NASA and SpaceX have postponed their historic launch due to inclement weather in Florida. It will now take place on Saturday, weather permitting.
On Saturday, for the first time in nine years, American astronauts will lift off from their home soil en route to space — and will do so aboard a privately-funded spacecraft.
ABC15 will have live coverage across all digital platforms when the launch does officially take place.
Since the end of the space shuttle program, NASA astronauts have been hitching rides to the International Space Station onboard Russian Soyuz rockets launched from Kazakhstan.
“We really want to increase access to space and that's what this does,” astronaut Rex Walheim said.
The astronauts undertaking this mission are Robert Behnken and Doug Hurley.
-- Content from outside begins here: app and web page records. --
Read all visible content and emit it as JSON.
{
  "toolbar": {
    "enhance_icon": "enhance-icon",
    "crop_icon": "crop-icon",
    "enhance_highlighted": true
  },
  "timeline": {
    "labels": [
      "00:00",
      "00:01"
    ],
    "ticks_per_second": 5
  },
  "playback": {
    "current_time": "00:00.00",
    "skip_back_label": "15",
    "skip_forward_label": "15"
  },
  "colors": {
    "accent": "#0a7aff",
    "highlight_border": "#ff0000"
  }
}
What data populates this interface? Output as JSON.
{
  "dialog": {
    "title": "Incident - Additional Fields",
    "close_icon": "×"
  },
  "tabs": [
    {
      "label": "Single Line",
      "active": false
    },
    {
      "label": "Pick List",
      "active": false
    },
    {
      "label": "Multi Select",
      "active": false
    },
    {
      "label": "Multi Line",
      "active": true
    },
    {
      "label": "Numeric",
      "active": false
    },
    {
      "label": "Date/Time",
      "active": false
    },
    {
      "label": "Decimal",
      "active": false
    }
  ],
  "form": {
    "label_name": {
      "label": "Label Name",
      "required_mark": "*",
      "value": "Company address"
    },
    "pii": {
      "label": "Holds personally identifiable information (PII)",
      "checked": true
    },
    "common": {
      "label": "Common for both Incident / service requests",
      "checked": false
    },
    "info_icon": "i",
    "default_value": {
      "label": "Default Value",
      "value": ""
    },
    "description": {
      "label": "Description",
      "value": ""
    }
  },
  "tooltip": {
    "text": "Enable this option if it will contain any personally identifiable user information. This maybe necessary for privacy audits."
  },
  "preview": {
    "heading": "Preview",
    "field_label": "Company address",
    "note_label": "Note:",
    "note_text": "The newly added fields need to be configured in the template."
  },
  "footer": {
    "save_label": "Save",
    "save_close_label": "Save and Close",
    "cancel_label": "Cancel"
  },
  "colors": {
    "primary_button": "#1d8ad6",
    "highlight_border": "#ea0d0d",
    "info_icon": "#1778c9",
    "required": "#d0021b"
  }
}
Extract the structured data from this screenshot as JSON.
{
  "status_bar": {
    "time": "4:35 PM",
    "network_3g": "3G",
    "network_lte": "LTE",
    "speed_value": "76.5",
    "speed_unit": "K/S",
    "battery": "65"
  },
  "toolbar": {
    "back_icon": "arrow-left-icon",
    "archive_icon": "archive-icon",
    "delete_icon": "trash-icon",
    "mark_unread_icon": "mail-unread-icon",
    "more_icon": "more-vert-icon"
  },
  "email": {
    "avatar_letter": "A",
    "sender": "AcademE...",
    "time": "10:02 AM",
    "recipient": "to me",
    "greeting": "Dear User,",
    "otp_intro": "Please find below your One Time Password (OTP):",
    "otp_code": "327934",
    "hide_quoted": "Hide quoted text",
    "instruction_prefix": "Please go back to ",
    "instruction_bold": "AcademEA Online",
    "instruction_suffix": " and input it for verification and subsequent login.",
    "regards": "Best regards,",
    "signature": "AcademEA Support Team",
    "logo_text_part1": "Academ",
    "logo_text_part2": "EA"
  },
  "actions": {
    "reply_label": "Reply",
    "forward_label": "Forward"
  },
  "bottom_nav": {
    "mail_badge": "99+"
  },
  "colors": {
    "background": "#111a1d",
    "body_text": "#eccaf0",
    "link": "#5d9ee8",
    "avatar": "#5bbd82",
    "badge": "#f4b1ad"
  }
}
Hurley's wife, Karen Nyberg, and Behnken's wife, Megan McArthur, are also astronauts who have flown in space.
“After five years of every day working on this program, I think Bob and I are only two of many people ready to get this thing airborne,” Hurley said.
Nine years ago, Hurley piloted Atlantis on that final space shuttle mission, STS-135, with Walheim onboard as a mission specialist.
“It’s neat to see him go out there and be able to be in space again,” Walheim said.
He knows exactly what awaits the two-person crew on launch day.
“About six seconds before launch, the main engines come up and that vehicle starts shaking, like it's coming apart,” Walheim said. “It's just amazing.”
It’s an experience he hopes will touch people watching in the U.S. and around the world during this difficult time.
“It's hard enough trying to send people in space – to try and send people in space during a pandemic, it makes it extra hard,” Walheim said. “It shows what we all need to do down here today. You know, we have such a big crisis going on. We'll get through it, but we'll get through it through cooperation.”
The astronauts are expected to spend at least a month – and possibly as long as four months – on the International Space Station.